"I don't rely on that," Gibson said. "We know that if we don't play well in the spring it doesn't mean anything, yet to me we do want to play good, period. You always want to play good. People are coming out to see us play good, we want to play well."
The last few days, Gibson has backed off some of the morning fundamental work with the theory that it would leave the team fresher for the games in the afternoon. The team has won two of three games since, but Gibson is not ready to say that's the reason.
"It seems like our bats are a little slow right now," Gibson said. "I don't think it's a physical thing, I think it's a mentality thing. We just have to put better at-bats together. We'll get there. We know we can hit. We know we can pitch. We know we can play. It's a process."

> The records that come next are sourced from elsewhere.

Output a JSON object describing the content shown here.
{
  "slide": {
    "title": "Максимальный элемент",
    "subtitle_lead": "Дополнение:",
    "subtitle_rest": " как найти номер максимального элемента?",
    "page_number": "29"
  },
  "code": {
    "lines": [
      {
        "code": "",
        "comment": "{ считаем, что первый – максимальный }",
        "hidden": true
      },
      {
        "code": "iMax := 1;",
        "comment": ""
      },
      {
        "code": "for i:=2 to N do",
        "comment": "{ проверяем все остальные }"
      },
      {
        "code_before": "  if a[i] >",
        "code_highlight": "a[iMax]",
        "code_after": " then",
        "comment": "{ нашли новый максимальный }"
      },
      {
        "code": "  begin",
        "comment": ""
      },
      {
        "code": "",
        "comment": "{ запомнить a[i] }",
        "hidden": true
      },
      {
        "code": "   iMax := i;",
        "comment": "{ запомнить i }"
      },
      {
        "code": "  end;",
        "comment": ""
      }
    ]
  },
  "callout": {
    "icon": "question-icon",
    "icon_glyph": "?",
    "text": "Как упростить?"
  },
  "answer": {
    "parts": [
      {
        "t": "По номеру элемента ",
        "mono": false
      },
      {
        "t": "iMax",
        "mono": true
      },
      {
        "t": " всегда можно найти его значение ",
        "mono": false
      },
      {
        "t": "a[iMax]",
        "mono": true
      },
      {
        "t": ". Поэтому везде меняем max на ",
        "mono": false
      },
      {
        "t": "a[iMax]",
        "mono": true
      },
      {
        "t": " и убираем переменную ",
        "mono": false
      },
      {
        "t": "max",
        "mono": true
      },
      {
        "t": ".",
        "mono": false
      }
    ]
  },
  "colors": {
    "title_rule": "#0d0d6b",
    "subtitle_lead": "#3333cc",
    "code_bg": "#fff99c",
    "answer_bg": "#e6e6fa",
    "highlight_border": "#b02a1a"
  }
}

Pitching coach Nagy likes hurlers' outings so far
PEORIA, Ariz. -- The overall ERAs have not necessarily been pretty for the D-backs, but pitching coach Charles Nagy has liked what he's seen from his hurlers so far this spring.
For example, closer J.J. Putz allowed a home run in his first spring appearance, but it came on a cut fastball, a pitch that Putz is trying to add to his arsenal this year. So in that outing, Putz threw almost all cutters.
"J.J threw it real well the other day," Nagy said. "Just kind of got under one and it got hit for a home run."
One of the organization's top prospects, left-hander Tyler Skaggs, struggled in his first spring appearance, allowing four walks in two-thirds of a inning. Yet there is no concern about his future.
"He was rushing a little bit, [he was] a little amped up," Nagy said. "Hopefully the next time out he'll be fine. He threw a good side session [Saturday]."
Speaking of the young pitchers, Nagy has been impressed with Patrick Corbin, who pitched at Double-A Mobile last year.
"Corbin's been throwing the ball really good," Nagy said. "I like the way he goes about his business. He's an athlete, he's a good kid. He's not in awe or anything, he just going out there trying to make his pitches."
Nagy is still getting familiar with Trevor Cahill, who the D-backs acquired in a deal with the A's in December.
"I'm impressed with Cahill," Nagy said. "Didn't know much about him, but he's a good kid, a hard worker. He's adapted to everything that goes on here, like controlling the running game."
Steve Gilbert is a reporter for MLB.com. Read his blog, Inside the D-backs, and follow him on Twitter @SteveGilbertMLB. This story was not subject to the approval of Major League Baseball or its clubs.